President George Washington coordinated a journey to the southern states between March 21 and June 4, 1791. During his tour, Washington emphasized national unity, familiarized himself with political sentiments in the region, and learned about the geography and economic production in the lower South.
Not long after George Washington became President in April 1789, he contemplated a tour of every region of the United States. However, the duties of office and the care of Mount Vernon delayed a trip to the South until the spring of 1791. Washington left Philadelphia on March 21, 1791 to avoid "the warm and sickly months" of the lower southern states.1 His itinerary targeted towns and cities along the eastern seaboard, from Maryland to Savannah, Georgia with a return journey that followed a western route from Augusta, Georgia back to Virginia. Washington estimated that the journey would take slightly more than three months and cover over 1700 miles.
Washington's arrival in the various towns composing the tour created crowds of excited admirers. Municipalities designed welcoming receptions that usually consisted of mounted escorts, speeches, public gatherings, dinners, balls, or special celebrations. Civic leaders proudly showed off the accomplishments of their towns and insisted the President visit any remaining remnants of Revolutionary battlefields. Parents eagerly brought their children to see the President because, as William Blount of North Carolina wrote, "'such another Man will not again appear in their day.'"2
The citizens of some towns outdid themselves. In Wilmington, North Carolina, Washington received a triple federal salute when four guns fired three rounds of fifteen shots. The leading citizens of Charleston, South Carolina and Savannah, Georgia led festive water parades to greet the President and arranged impressive panoramic views of their cities. The Moravian town of Salem, North Carolina, serenaded Washington with songs played by some of the community's most accompanied musicians.
Washington's tour also focused on political issues, and the President took an active interest in the South's economic potential. He sought to cement North Carolina's recent admittance into the Union. The President also desired information about southerners' response to the recent tax on domestically-produced spirits. In Georgia, Washington discussed the issue of fugitive slaves to Spanish Florida with Governor Edward Telfair. Several Catawba chiefs in South Carolina insisted upon an impromptu meeting with the President to discuss their concerns about their treaty rights.
Throughout his journey, Washington listed the agricultural products of each area. He noted the locations where active shipping ports and harbors operated, the existence of good river navigation, and where it could be improved. He took delight in the manufacturing skills of the artisans at Salem, North Carolina. Although Washington did not think much of the flat, coastal plain and pine barrens of the lower South, he praised the agricultural potential of higher-elevated lands.
Washington experienced his share of difficulties during the trip.

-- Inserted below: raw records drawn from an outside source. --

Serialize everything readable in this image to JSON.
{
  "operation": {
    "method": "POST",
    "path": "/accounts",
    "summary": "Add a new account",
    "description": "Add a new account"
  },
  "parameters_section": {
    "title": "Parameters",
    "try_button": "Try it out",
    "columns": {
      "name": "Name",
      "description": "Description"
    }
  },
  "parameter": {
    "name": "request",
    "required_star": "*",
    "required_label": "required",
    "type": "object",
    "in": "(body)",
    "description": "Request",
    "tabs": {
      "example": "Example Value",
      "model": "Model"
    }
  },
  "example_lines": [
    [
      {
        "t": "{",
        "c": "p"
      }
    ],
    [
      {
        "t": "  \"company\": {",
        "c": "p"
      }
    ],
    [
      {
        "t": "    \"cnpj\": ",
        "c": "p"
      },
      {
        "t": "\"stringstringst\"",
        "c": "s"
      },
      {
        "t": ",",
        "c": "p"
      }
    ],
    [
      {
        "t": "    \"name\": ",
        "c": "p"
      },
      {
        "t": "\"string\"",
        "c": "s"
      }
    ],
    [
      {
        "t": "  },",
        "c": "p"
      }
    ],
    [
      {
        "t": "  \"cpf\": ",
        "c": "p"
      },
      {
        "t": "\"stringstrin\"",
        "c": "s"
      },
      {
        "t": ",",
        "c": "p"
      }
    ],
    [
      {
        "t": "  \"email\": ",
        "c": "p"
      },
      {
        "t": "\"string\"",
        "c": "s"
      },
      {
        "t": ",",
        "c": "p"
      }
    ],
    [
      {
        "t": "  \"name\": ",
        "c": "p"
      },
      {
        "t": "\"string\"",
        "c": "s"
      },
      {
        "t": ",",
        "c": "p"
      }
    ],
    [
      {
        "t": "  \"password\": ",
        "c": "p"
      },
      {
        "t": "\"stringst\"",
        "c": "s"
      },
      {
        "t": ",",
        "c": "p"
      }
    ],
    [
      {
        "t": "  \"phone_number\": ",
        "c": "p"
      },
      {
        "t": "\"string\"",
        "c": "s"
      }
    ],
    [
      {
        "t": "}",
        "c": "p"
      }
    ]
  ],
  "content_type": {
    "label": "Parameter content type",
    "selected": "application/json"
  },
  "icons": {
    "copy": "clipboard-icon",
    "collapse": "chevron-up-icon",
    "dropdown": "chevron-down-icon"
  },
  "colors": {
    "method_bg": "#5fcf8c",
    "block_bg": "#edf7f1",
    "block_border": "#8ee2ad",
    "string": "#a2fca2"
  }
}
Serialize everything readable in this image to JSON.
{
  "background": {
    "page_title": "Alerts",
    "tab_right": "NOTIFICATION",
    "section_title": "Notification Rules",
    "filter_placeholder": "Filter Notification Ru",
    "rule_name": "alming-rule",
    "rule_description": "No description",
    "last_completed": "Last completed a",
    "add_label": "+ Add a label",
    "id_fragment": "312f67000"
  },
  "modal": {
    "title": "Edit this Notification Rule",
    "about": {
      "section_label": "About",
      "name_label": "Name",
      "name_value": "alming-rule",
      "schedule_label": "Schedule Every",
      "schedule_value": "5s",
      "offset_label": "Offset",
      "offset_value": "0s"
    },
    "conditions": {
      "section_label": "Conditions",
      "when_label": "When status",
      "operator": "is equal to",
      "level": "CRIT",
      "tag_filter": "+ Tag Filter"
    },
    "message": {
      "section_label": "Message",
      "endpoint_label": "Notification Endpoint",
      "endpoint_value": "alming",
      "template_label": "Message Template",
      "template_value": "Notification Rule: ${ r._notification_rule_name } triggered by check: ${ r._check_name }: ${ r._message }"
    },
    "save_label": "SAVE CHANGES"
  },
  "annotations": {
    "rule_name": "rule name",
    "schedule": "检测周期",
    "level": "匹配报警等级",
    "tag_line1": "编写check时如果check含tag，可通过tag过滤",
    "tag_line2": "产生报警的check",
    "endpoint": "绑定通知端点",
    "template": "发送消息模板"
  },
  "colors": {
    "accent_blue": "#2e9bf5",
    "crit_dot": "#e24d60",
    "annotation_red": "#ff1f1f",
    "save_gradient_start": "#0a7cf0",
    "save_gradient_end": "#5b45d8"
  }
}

The President expected to stay at public houses rather than with private families. But Washington quickly discovered that long distances and miscalculations frequently forced a revision of his plans. Once, Washington mistook a private home in Craven County, North Carolina for a public house. He deplored the poor roads in general and the sandy conditions of coastal South Carolina and Georgia. Washington concluded his tour on June 4th when he re-entered Virginia. He viewed his excursion as a success and confidently wrote in his diary, "The manners of the people, . . . , were orderly and Civil. And they appeared to be happy, contented and satisfied" with the federal government.3
Carol Ebel, Ph.D.
The Papers of George Washington
1. The Papers of George Washington, Presidential Series, ed. Dorothy Twohig (Charlottesville, Va.: University Press of Virginia, 1998), 7:211.
2. Quoted in Archibald Henderson, Washington's Southern Tour (Boston and New York: Houghton Mifflin Company, 1923), 7.
3. The Diaries of George Washington, Vol. 6, eds. Donald Jackson and Dorothy Twohig (Charlottesville: University Press of Virginia, 1979), 158.
The Diaries of George Washington, eds. Donald Jackson and Dorothy Twohig. Charlottesville: University Press of Virginia, 1979.
Henderson, Archibald. Washington's Southern Tour. Boston and New York: Houghton Mifflin Company, 1923.
Lipscomb, Terry W. South Carolina in 1791: George Washington’s Southern Tour. Columbia, S.C.: South Carolina Department of Archives and History, 1993.
The Papers of George Washington, Presidential Series, Vol. 7, ed. Dorothy Twohig. Charlottesville, Va.: University Press of Virginia, 1998.